■ Source material:
• • • • •
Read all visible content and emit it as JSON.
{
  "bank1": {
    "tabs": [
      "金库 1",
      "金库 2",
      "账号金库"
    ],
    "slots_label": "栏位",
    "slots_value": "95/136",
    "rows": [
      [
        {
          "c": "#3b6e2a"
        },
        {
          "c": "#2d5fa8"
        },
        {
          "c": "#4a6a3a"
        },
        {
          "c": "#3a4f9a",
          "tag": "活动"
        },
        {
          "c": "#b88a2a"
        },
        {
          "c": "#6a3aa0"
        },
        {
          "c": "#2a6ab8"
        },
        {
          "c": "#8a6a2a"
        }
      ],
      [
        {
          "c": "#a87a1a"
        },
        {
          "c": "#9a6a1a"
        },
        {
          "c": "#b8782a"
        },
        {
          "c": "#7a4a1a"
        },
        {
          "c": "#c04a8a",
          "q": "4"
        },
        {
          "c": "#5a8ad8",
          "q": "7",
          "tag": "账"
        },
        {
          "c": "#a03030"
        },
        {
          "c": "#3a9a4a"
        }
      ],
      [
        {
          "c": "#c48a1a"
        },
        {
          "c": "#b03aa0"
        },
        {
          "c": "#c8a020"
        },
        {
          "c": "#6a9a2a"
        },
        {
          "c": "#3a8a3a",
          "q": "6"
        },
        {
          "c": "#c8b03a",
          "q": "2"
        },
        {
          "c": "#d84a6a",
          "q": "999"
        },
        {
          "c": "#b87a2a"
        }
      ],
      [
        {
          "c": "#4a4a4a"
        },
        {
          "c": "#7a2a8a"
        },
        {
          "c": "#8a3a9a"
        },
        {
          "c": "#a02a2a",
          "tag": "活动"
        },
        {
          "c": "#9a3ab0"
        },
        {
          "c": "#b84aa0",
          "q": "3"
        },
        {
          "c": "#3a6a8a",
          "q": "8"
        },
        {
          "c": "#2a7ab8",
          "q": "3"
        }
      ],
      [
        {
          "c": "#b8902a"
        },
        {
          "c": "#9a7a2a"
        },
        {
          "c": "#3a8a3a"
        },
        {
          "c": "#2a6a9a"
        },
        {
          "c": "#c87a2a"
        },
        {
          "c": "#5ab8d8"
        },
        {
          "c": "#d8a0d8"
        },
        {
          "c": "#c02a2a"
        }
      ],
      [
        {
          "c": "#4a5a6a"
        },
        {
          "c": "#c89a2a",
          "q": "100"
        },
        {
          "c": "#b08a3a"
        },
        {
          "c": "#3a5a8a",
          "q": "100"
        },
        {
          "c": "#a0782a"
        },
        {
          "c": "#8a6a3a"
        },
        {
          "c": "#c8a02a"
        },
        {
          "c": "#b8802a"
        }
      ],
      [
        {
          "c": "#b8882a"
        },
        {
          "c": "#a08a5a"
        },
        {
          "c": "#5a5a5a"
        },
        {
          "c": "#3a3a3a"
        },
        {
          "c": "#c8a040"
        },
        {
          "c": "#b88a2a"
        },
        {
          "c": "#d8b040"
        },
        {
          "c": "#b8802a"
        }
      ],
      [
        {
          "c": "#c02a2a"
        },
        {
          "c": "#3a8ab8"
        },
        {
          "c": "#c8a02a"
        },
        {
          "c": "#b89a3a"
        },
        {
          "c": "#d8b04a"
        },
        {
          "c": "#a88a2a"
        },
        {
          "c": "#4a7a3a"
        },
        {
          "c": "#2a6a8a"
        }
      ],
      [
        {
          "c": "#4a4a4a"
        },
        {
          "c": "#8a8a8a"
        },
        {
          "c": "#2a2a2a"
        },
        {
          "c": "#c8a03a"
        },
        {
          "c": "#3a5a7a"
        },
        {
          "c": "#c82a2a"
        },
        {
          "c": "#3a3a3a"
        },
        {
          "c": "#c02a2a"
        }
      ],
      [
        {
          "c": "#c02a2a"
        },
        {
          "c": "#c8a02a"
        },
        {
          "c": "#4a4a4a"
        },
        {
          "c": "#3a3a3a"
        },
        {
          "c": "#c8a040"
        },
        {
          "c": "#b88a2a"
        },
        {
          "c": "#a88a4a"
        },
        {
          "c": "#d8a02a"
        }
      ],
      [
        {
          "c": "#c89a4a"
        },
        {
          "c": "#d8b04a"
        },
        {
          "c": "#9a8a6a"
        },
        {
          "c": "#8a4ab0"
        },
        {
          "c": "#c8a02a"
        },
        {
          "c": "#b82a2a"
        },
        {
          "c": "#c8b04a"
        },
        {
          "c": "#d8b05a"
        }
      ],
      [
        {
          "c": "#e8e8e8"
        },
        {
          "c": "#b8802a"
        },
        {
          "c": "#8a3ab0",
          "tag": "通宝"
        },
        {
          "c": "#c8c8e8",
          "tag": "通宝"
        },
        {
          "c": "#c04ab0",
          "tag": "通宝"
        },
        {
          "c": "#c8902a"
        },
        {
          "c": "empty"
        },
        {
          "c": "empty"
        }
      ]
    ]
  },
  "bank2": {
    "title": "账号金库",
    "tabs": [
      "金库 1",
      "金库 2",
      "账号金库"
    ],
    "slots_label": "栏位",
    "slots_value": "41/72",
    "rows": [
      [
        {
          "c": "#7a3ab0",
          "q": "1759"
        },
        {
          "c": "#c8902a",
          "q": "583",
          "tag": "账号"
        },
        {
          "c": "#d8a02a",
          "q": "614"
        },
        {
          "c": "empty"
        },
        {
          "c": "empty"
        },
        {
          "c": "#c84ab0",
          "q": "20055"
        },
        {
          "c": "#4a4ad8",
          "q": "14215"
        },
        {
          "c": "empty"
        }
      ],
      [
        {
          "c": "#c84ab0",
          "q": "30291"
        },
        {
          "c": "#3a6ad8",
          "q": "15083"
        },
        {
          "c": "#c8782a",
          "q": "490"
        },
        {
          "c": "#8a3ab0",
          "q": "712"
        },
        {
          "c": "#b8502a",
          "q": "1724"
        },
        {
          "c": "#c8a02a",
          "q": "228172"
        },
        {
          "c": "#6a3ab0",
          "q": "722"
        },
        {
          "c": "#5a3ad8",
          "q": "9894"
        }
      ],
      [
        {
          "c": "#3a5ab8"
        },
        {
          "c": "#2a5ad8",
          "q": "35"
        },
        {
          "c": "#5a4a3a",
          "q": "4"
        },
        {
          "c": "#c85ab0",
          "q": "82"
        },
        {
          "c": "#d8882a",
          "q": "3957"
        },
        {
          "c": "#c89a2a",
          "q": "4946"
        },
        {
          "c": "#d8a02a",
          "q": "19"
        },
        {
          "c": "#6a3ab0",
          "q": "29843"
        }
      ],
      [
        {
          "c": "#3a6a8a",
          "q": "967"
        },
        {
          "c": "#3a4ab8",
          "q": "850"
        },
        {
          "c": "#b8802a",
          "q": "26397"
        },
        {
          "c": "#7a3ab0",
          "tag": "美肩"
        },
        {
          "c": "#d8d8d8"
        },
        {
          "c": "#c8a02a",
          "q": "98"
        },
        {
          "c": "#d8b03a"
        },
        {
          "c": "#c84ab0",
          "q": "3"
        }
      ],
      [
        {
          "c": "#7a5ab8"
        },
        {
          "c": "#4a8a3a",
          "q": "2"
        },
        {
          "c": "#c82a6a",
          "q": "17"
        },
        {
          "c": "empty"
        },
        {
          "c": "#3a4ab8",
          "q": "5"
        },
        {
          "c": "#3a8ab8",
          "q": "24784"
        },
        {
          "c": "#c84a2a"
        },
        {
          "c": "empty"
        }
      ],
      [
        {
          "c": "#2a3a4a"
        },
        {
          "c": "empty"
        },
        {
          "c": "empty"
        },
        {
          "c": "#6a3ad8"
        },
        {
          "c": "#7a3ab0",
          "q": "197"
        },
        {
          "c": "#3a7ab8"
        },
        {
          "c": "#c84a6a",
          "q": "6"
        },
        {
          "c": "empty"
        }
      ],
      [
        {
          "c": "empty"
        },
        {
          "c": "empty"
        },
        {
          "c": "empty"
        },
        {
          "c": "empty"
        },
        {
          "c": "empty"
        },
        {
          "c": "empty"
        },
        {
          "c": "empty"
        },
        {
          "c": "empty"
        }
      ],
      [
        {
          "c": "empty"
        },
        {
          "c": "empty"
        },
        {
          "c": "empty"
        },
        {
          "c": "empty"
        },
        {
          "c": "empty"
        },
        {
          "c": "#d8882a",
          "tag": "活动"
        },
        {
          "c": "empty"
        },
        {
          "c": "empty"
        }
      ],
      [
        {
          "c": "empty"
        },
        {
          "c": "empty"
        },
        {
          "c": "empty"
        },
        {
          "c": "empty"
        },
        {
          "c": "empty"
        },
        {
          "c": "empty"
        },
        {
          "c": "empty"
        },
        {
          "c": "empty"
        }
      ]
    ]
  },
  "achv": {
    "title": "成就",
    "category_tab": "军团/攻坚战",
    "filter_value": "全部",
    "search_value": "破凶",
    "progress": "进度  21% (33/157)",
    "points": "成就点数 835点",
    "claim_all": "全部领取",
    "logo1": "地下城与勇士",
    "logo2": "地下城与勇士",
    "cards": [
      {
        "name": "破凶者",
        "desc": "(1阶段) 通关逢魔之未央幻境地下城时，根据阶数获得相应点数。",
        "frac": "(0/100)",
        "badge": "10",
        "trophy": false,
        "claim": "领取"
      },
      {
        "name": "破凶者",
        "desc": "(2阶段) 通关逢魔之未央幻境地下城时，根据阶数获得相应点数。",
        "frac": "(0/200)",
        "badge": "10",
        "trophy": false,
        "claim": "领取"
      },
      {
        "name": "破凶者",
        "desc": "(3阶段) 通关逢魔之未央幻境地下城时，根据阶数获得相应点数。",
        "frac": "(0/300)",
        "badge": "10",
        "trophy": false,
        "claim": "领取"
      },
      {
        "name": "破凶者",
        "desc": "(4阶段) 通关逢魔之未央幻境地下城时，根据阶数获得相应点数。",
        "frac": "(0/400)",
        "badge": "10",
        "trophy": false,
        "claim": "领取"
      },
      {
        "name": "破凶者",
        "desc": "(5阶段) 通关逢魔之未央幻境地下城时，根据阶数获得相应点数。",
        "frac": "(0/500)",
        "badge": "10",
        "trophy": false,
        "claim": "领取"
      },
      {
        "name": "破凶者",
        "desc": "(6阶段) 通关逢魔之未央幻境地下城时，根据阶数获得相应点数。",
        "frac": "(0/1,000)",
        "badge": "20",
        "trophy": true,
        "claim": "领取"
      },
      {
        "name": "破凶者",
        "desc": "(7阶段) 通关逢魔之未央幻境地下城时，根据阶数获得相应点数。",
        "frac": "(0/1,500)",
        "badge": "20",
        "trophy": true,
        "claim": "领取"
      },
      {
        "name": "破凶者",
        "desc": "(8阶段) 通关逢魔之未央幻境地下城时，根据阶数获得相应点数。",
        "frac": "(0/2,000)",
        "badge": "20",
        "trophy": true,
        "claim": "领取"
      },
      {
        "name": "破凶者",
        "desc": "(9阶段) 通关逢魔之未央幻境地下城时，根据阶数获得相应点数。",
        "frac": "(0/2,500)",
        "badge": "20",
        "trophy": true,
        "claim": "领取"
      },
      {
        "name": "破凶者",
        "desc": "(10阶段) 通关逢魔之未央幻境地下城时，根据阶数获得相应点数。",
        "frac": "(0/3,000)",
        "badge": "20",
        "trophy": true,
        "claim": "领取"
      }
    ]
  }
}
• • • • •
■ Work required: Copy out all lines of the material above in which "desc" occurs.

■ Your solution:
        "desc": "(1阶段) 通关逢魔之未央幻境地下城时，根据阶数获得相应点数。",
        "desc": "(2阶段) 通关逢魔之未央幻境地下城时，根据阶数获得相应点数。",
        "desc": "(3阶段) 通关逢魔之未央幻境地下城时，根据阶数获得相应点数。",
        "desc": "(4阶段) 通关逢魔之未央幻境地下城时，根据阶数获得相应点数。",
        "desc": "(5阶段) 通关逢魔之未央幻境地下城时，根据阶数获得相应点数。",
        "desc": "(6阶段) 通关逢魔之未央幻境地下城时，根据阶数获得相应点数。",
        "desc": "(7阶段) 通关逢魔之未央幻境地下城时，根据阶数获得相应点数。",
        "desc": "(8阶段) 通关逢魔之未央幻境地下城时，根据阶数获得相应点数。",
        "desc": "(9阶段) 通关逢魔之未央幻境地下城时，根据阶数获得相应点数。",
        "desc": "(10阶段) 通关逢魔之未央幻境地下城时，根据阶数获得相应点数。",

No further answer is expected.